The lines needed are those below that contain the word "world"; copy each one.

(Collected data entries)
────────────────
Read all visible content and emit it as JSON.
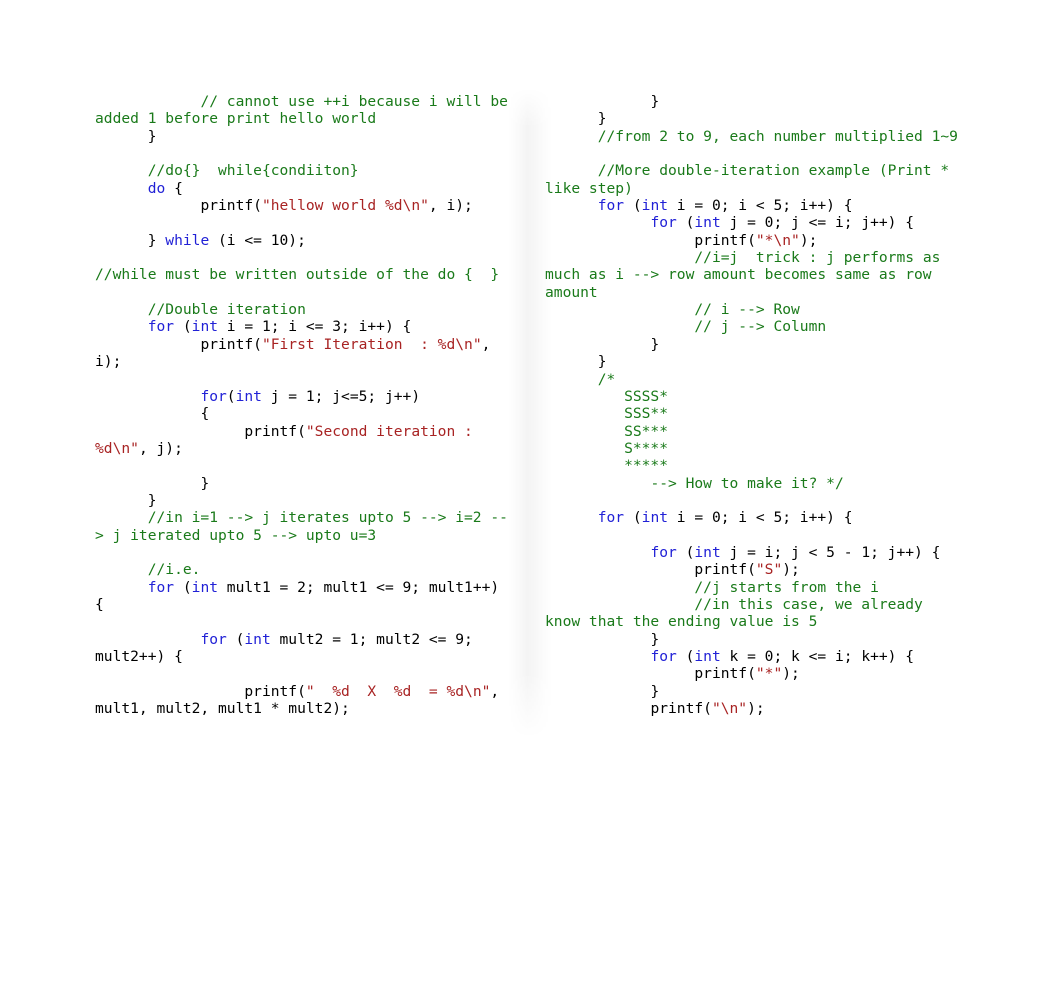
{
  "document": {
    "type": "code-listing",
    "language": "C",
    "layout": "two-column",
    "background_color": "#ffffff",
    "colors": {
      "comment": "#1a7a1a",
      "keyword": "#2121d6",
      "string": "#a82323",
      "plain": "#000000"
    }
  },
  "columns": {
    "left": {
      "lines": [
        [
          {
            "t": "comment",
            "s": "            // cannot use ++i because i will be added 1 before print hello world"
          }
        ],
        [
          {
            "t": "plain",
            "s": "      }"
          }
        ],
        [
          {
            "t": "plain",
            "s": ""
          }
        ],
        [
          {
            "t": "comment",
            "s": "      //do{}  while{condiiton}"
          }
        ],
        [
          {
            "t": "plain",
            "s": "      "
          },
          {
            "t": "keyword",
            "s": "do"
          },
          {
            "t": "plain",
            "s": " {"
          }
        ],
        [
          {
            "t": "plain",
            "s": "            printf("
          },
          {
            "t": "string",
            "s": "\"hellow world %d\\n\""
          },
          {
            "t": "plain",
            "s": ", i);"
          }
        ],
        [
          {
            "t": "plain",
            "s": ""
          }
        ],
        [
          {
            "t": "plain",
            "s": "      } "
          },
          {
            "t": "keyword",
            "s": "while"
          },
          {
            "t": "plain",
            "s": " (i <= 10);"
          }
        ],
        [
          {
            "t": "plain",
            "s": ""
          }
        ],
        [
          {
            "t": "comment",
            "s": "//while must be written outside of the do {  }"
          }
        ],
        [
          {
            "t": "plain",
            "s": ""
          }
        ],
        [
          {
            "t": "comment",
            "s": "      //Double iteration"
          }
        ],
        [
          {
            "t": "plain",
            "s": "      "
          },
          {
            "t": "keyword",
            "s": "for"
          },
          {
            "t": "plain",
            "s": " ("
          },
          {
            "t": "keyword",
            "s": "int"
          },
          {
            "t": "plain",
            "s": " i = 1; i <= 3; i++) {"
          }
        ],
        [
          {
            "t": "plain",
            "s": "            printf("
          },
          {
            "t": "string",
            "s": "\"First Iteration  : %d\\n\""
          },
          {
            "t": "plain",
            "s": ", i);"
          }
        ],
        [
          {
            "t": "plain",
            "s": ""
          }
        ],
        [
          {
            "t": "plain",
            "s": "            "
          },
          {
            "t": "keyword",
            "s": "for"
          },
          {
            "t": "plain",
            "s": "("
          },
          {
            "t": "keyword",
            "s": "int"
          },
          {
            "t": "plain",
            "s": " j = 1; j<=5; j++)"
          }
        ],
        [
          {
            "t": "plain",
            "s": "            {"
          }
        ],
        [
          {
            "t": "plain",
            "s": "                 printf("
          },
          {
            "t": "string",
            "s": "\"Second iteration : %d\\n\""
          },
          {
            "t": "plain",
            "s": ", j);"
          }
        ],
        [
          {
            "t": "plain",
            "s": ""
          }
        ],
        [
          {
            "t": "plain",
            "s": "            }"
          }
        ],
        [
          {
            "t": "plain",
            "s": "      }"
          }
        ],
        [
          {
            "t": "comment",
            "s": "      //in i=1 --> j iterates upto 5 --> i=2 --> j iterated upto 5 --> upto u=3"
          }
        ],
        [
          {
            "t": "plain",
            "s": ""
          }
        ],
        [
          {
            "t": "comment",
            "s": "      //i.e."
          }
        ],
        [
          {
            "t": "plain",
            "s": "      "
          },
          {
            "t": "keyword",
            "s": "for"
          },
          {
            "t": "plain",
            "s": " ("
          },
          {
            "t": "keyword",
            "s": "int"
          },
          {
            "t": "plain",
            "s": " mult1 = 2; mult1 <= 9; mult1++) {"
          }
        ],
        [
          {
            "t": "plain",
            "s": ""
          }
        ],
        [
          {
            "t": "plain",
            "s": "            "
          },
          {
            "t": "keyword",
            "s": "for"
          },
          {
            "t": "plain",
            "s": " ("
          },
          {
            "t": "keyword",
            "s": "int"
          },
          {
            "t": "plain",
            "s": " mult2 = 1; mult2 <= 9; mult2++) {"
          }
        ],
        [
          {
            "t": "plain",
            "s": ""
          }
        ],
        [
          {
            "t": "plain",
            "s": "                 printf("
          },
          {
            "t": "string",
            "s": "\"  %d  X  %d  = %d\\n\""
          },
          {
            "t": "plain",
            "s": ", mult1, mult2, mult1 * mult2);"
          }
        ]
      ]
    },
    "right": {
      "lines": [
        [
          {
            "t": "plain",
            "s": "            }"
          }
        ],
        [
          {
            "t": "plain",
            "s": "      }"
          }
        ],
        [
          {
            "t": "comment",
            "s": "      //from 2 to 9, each number multiplied 1~9"
          }
        ],
        [
          {
            "t": "plain",
            "s": ""
          }
        ],
        [
          {
            "t": "comment",
            "s": "      //More double-iteration example (Print * like step)"
          }
        ],
        [
          {
            "t": "plain",
            "s": "      "
          },
          {
            "t": "keyword",
            "s": "for"
          },
          {
            "t": "plain",
            "s": " ("
          },
          {
            "t": "keyword",
            "s": "int"
          },
          {
            "t": "plain",
            "s": " i = 0; i < 5; i++) {"
          }
        ],
        [
          {
            "t": "plain",
            "s": "            "
          },
          {
            "t": "keyword",
            "s": "for"
          },
          {
            "t": "plain",
            "s": " ("
          },
          {
            "t": "keyword",
            "s": "int"
          },
          {
            "t": "plain",
            "s": " j = 0; j <= i; j++) {"
          }
        ],
        [
          {
            "t": "plain",
            "s": "                 printf("
          },
          {
            "t": "string",
            "s": "\"*\\n\""
          },
          {
            "t": "plain",
            "s": ");"
          }
        ],
        [
          {
            "t": "comment",
            "s": "                 //i=j  trick : j performs as much as i --> row amount becomes same as row amount"
          }
        ],
        [
          {
            "t": "comment",
            "s": "                 // i --> Row"
          }
        ],
        [
          {
            "t": "comment",
            "s": "                 // j --> Column"
          }
        ],
        [
          {
            "t": "plain",
            "s": "            }"
          }
        ],
        [
          {
            "t": "plain",
            "s": "      }"
          }
        ],
        [
          {
            "t": "comment",
            "s": "      /*"
          }
        ],
        [
          {
            "t": "comment",
            "s": "         SSSS*"
          }
        ],
        [
          {
            "t": "comment",
            "s": "         SSS**"
          }
        ],
        [
          {
            "t": "comment",
            "s": "         SS***"
          }
        ],
        [
          {
            "t": "comment",
            "s": "         S****"
          }
        ],
        [
          {
            "t": "comment",
            "s": "         *****"
          }
        ],
        [
          {
            "t": "comment",
            "s": "            --> How to make it? */"
          }
        ],
        [
          {
            "t": "plain",
            "s": ""
          }
        ],
        [
          {
            "t": "plain",
            "s": "      "
          },
          {
            "t": "keyword",
            "s": "for"
          },
          {
            "t": "plain",
            "s": " ("
          },
          {
            "t": "keyword",
            "s": "int"
          },
          {
            "t": "plain",
            "s": " i = 0; i < 5; i++) {"
          }
        ],
        [
          {
            "t": "plain",
            "s": ""
          }
        ],
        [
          {
            "t": "plain",
            "s": "            "
          },
          {
            "t": "keyword",
            "s": "for"
          },
          {
            "t": "plain",
            "s": " ("
          },
          {
            "t": "keyword",
            "s": "int"
          },
          {
            "t": "plain",
            "s": " j = i; j < 5 - 1; j++) {"
          }
        ],
        [
          {
            "t": "plain",
            "s": "                 printf("
          },
          {
            "t": "string",
            "s": "\"S\""
          },
          {
            "t": "plain",
            "s": ");"
          }
        ],
        [
          {
            "t": "comment",
            "s": "                 //j starts from the i"
          }
        ],
        [
          {
            "t": "comment",
            "s": "                 //in this case, we already know that the ending value is 5"
          }
        ],
        [
          {
            "t": "plain",
            "s": "            }"
          }
        ],
        [
          {
            "t": "plain",
            "s": "            "
          },
          {
            "t": "keyword",
            "s": "for"
          },
          {
            "t": "plain",
            "s": " ("
          },
          {
            "t": "keyword",
            "s": "int"
          },
          {
            "t": "plain",
            "s": " k = 0; k <= i; k++) {"
          }
        ],
        [
          {
            "t": "plain",
            "s": "                 printf("
          },
          {
            "t": "string",
            "s": "\"*\""
          },
          {
            "t": "plain",
            "s": ");"
          }
        ],
        [
          {
            "t": "plain",
            "s": "            }"
          }
        ],
        [
          {
            "t": "plain",
            "s": "            printf("
          },
          {
            "t": "string",
            "s": "\"\\n\""
          },
          {
            "t": "plain",
            "s": ");"
          }
        ]
      ]
    }
  }
}
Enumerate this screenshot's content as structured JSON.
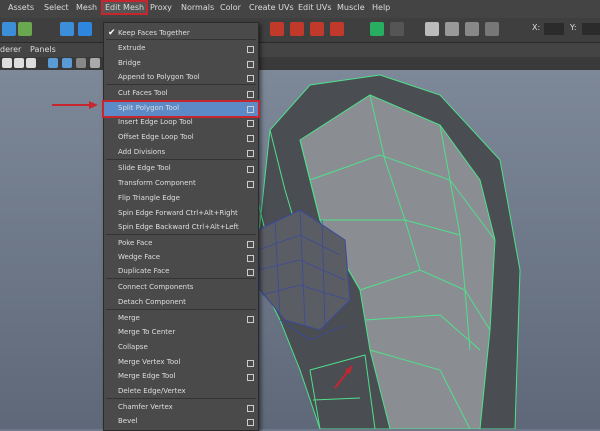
{
  "menubar": {
    "items": [
      "Assets",
      "Select",
      "Mesh",
      "Edit Mesh",
      "Proxy",
      "Normals",
      "Color",
      "Create UVs",
      "Edit UVs",
      "Muscle",
      "Help"
    ],
    "active": "Edit Mesh"
  },
  "subbar": {
    "items": [
      "derer",
      "Panels"
    ]
  },
  "toolbar": {
    "x_label": "X:",
    "y_label": "Y:"
  },
  "edit_mesh_menu": {
    "items": [
      {
        "label": "Keep Faces Together",
        "checked": true,
        "option": false
      },
      {
        "label": "Extrude",
        "option": true
      },
      {
        "label": "Bridge",
        "option": true
      },
      {
        "label": "Append to Polygon Tool",
        "option": true
      },
      {
        "label": "Cut Faces Tool",
        "option": true
      },
      {
        "label": "Split Polygon Tool",
        "option": true,
        "highlighted": true
      },
      {
        "label": "Insert Edge Loop Tool",
        "option": true
      },
      {
        "label": "Offset Edge Loop Tool",
        "option": true
      },
      {
        "label": "Add Divisions",
        "option": true
      },
      {
        "label": "Slide Edge Tool",
        "option": true
      },
      {
        "label": "Transform Component",
        "option": true
      },
      {
        "label": "Flip Triangle Edge",
        "option": false
      },
      {
        "label": "Spin Edge Forward  Ctrl+Alt+Right",
        "option": false
      },
      {
        "label": "Spin Edge Backward  Ctrl+Alt+Left",
        "option": false
      },
      {
        "label": "Poke Face",
        "option": true
      },
      {
        "label": "Wedge Face",
        "option": true
      },
      {
        "label": "Duplicate Face",
        "option": true
      },
      {
        "label": "Connect Components",
        "option": false
      },
      {
        "label": "Detach Component",
        "option": false
      },
      {
        "label": "Merge",
        "option": true
      },
      {
        "label": "Merge To Center",
        "option": false
      },
      {
        "label": "Collapse",
        "option": false
      },
      {
        "label": "Merge Vertex Tool",
        "option": true
      },
      {
        "label": "Merge Edge Tool",
        "option": true
      },
      {
        "label": "Delete Edge/Vertex",
        "option": false
      },
      {
        "label": "Chamfer Vertex",
        "option": true
      },
      {
        "label": "Bevel",
        "option": true
      }
    ]
  },
  "colors": {
    "highlight": "#5b8ac7",
    "annotation": "#c8262f",
    "mesh_edge": "#4fe08a"
  }
}
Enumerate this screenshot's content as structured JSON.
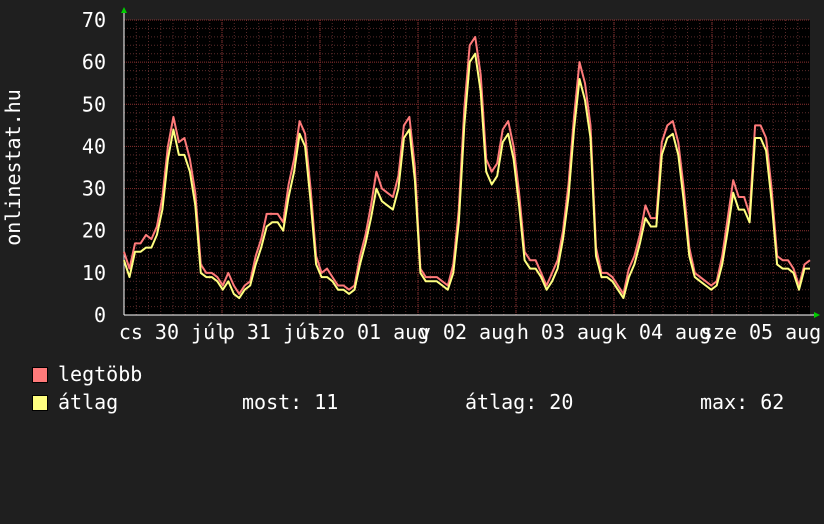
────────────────
Exercise solution >>
            "s": "            // cannot use ++i because i will be added 1 before print hello world"
            "s": "\"hellow world %d\\n\""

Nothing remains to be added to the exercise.